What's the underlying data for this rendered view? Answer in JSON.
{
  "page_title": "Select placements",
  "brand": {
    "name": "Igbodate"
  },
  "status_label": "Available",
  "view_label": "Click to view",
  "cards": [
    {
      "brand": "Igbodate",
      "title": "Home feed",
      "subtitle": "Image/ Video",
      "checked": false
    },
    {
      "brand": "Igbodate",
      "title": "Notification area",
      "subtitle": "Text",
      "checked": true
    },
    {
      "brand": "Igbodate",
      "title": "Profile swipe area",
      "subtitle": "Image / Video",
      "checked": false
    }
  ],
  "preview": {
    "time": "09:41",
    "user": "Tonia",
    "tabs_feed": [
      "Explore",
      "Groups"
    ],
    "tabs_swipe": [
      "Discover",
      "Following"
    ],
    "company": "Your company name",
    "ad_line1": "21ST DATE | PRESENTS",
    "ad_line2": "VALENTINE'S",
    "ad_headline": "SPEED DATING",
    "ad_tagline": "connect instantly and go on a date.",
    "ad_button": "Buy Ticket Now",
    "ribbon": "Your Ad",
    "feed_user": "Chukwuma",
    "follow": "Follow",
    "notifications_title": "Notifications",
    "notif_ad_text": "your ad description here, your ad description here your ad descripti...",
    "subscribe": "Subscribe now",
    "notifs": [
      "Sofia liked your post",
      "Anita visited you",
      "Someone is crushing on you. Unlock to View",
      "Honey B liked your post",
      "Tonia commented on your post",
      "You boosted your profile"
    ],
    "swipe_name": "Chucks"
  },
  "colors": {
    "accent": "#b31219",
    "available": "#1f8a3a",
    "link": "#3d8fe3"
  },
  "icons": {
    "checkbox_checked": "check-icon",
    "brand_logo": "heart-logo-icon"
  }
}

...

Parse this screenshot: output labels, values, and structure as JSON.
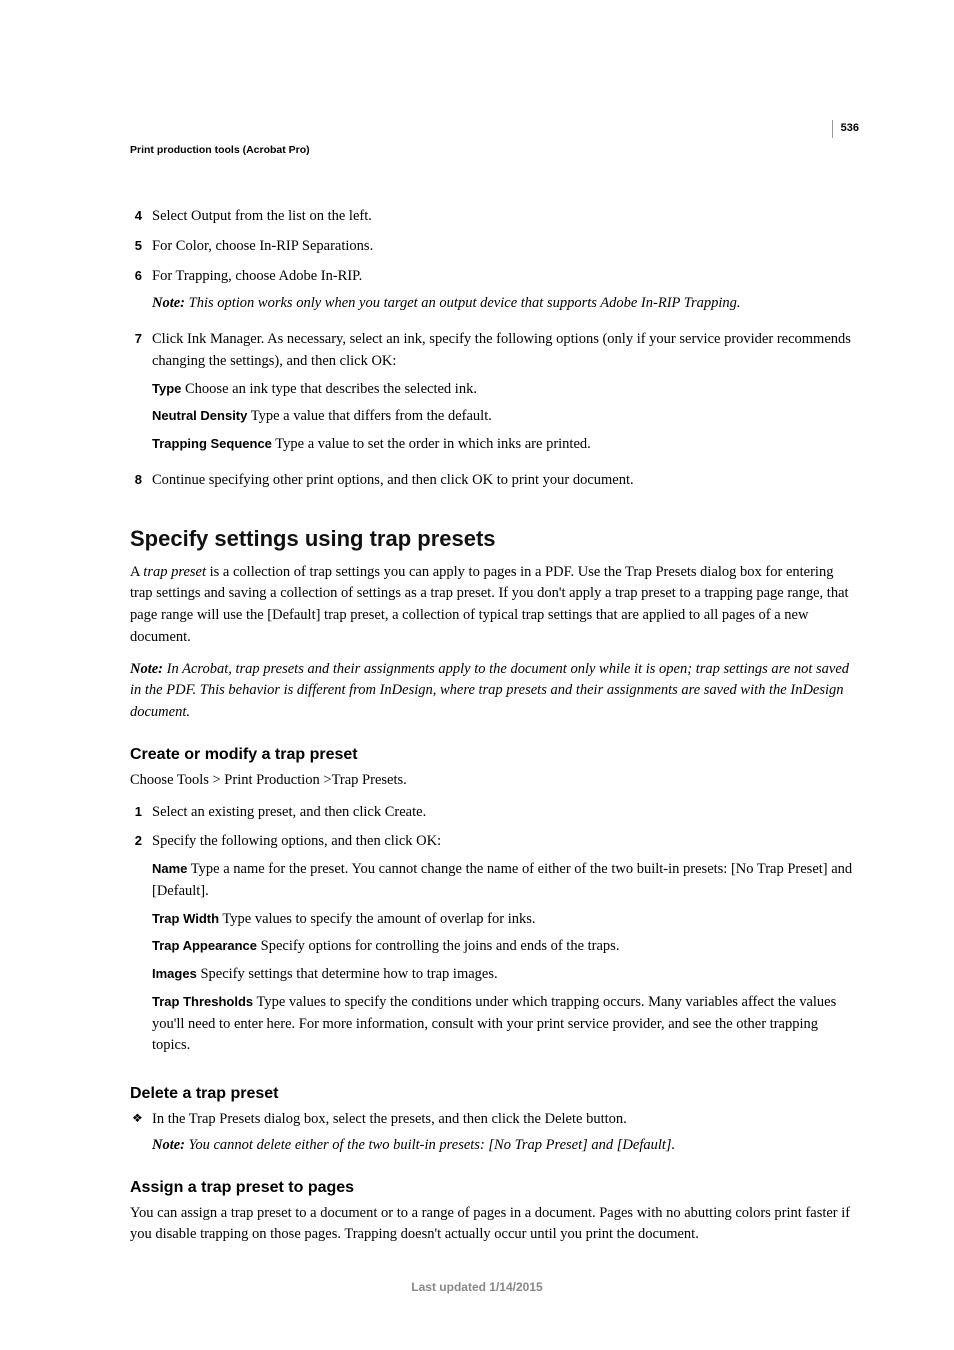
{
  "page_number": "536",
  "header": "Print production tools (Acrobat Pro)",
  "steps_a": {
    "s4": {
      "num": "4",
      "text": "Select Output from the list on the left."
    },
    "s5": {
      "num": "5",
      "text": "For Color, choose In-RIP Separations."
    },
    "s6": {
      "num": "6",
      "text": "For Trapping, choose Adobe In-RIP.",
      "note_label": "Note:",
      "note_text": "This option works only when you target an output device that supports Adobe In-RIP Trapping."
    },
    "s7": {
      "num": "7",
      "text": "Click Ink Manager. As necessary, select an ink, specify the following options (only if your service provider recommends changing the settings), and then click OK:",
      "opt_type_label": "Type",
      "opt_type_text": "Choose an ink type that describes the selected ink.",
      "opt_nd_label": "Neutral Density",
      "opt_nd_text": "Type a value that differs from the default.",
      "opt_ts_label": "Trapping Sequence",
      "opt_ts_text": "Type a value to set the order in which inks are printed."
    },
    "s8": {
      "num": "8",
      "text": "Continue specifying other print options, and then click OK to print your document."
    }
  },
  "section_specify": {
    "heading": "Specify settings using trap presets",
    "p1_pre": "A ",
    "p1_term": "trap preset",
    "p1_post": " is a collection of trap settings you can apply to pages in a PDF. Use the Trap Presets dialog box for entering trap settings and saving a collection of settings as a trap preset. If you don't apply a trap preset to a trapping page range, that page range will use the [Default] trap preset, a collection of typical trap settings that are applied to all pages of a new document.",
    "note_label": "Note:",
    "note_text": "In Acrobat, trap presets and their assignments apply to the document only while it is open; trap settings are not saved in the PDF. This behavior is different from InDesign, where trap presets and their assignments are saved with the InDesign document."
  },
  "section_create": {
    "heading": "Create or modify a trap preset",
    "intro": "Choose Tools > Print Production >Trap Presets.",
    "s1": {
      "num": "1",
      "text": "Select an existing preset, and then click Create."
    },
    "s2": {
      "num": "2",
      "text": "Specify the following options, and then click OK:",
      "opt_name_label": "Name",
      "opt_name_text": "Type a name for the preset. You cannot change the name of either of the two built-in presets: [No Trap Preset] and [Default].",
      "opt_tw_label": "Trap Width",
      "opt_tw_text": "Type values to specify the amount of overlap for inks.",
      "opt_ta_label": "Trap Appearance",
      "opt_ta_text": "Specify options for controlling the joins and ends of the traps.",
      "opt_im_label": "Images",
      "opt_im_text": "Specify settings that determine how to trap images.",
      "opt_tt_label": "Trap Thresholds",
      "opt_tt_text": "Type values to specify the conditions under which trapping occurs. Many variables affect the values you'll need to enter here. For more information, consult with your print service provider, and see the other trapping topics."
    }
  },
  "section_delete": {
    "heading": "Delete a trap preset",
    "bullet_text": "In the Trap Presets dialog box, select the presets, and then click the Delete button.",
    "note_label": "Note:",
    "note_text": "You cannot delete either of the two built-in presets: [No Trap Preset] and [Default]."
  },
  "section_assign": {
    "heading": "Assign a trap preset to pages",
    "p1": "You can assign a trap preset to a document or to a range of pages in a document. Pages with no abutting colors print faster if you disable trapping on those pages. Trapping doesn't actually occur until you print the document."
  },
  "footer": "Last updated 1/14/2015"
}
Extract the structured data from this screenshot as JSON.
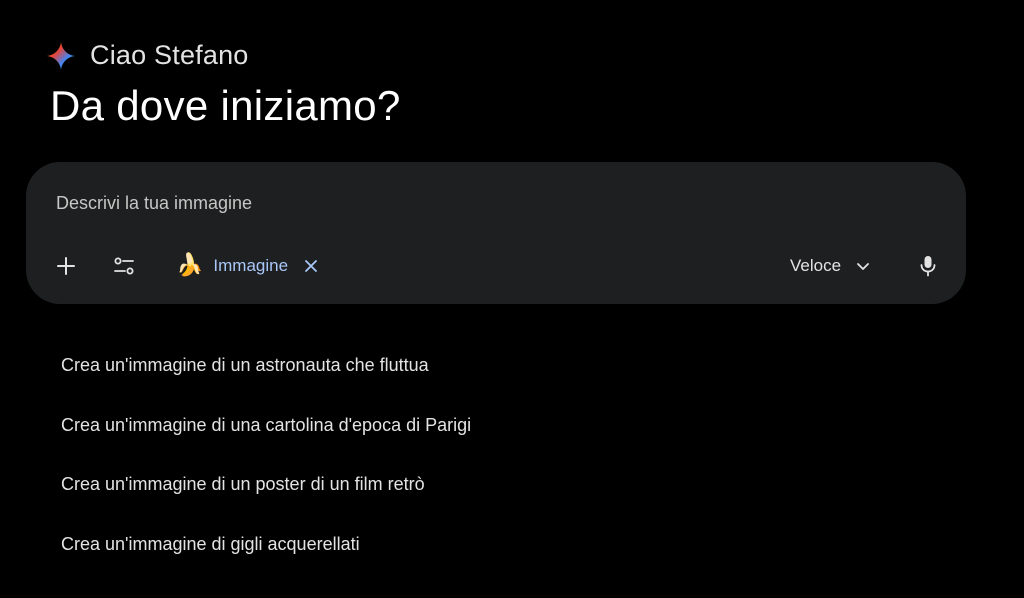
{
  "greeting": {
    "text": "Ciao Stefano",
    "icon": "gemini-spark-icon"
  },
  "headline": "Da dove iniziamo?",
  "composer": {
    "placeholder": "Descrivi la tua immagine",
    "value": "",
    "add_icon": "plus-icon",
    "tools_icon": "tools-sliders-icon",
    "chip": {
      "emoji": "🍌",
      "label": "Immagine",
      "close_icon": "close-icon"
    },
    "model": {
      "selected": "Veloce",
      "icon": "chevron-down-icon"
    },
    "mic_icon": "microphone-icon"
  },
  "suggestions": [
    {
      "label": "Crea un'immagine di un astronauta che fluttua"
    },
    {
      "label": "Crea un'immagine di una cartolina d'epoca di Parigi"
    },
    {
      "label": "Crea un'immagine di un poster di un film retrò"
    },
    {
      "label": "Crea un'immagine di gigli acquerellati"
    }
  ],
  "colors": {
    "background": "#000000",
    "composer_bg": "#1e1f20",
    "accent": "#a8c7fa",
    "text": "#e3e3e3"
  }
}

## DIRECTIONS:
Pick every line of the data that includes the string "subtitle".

## COMPLETED EXERCISE:
      "subtitle": "Image/ Video",
      "subtitle": "Text",
      "subtitle": "Image / Video",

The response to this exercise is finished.